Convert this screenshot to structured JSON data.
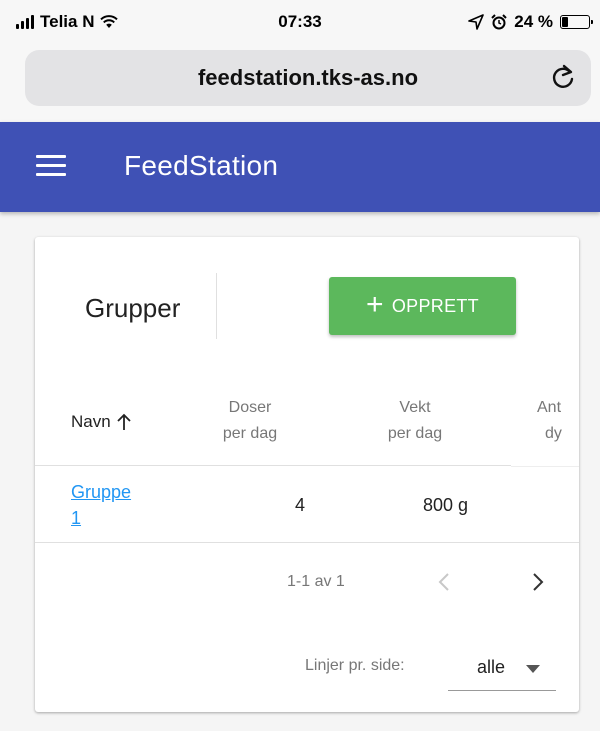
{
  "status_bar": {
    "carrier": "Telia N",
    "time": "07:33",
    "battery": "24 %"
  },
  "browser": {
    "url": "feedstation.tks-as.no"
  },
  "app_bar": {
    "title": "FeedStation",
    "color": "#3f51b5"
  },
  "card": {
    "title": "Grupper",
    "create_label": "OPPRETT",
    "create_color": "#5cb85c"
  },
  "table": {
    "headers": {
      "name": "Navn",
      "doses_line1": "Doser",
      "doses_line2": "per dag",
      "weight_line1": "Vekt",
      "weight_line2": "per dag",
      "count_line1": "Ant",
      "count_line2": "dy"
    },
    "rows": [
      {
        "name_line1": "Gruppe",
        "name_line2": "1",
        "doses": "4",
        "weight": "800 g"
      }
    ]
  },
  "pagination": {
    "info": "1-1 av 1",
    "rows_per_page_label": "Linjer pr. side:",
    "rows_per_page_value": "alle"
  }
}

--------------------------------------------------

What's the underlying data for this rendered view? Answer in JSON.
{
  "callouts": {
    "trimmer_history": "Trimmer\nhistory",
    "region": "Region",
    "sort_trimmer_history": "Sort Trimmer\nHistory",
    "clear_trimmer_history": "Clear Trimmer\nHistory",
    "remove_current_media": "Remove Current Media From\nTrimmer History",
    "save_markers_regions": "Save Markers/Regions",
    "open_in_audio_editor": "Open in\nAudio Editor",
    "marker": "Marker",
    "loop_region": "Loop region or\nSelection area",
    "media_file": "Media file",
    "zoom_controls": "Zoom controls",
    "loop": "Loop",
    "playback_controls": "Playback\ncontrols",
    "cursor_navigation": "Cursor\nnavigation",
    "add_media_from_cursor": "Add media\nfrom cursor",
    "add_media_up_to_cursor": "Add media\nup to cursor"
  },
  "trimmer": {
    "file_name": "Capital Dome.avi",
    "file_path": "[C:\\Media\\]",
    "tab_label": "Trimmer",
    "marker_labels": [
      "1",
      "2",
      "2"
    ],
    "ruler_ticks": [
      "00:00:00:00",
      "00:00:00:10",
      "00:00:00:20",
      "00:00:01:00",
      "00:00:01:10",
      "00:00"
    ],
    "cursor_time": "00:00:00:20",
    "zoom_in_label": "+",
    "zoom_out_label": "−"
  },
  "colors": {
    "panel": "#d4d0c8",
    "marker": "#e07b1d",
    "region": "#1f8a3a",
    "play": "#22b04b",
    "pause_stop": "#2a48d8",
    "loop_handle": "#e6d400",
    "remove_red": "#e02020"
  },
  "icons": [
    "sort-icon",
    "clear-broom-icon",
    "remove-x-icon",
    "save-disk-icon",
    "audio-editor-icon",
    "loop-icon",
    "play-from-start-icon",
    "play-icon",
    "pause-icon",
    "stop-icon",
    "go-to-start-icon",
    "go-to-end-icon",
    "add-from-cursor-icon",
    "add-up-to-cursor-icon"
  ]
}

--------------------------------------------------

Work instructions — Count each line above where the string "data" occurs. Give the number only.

Output — 2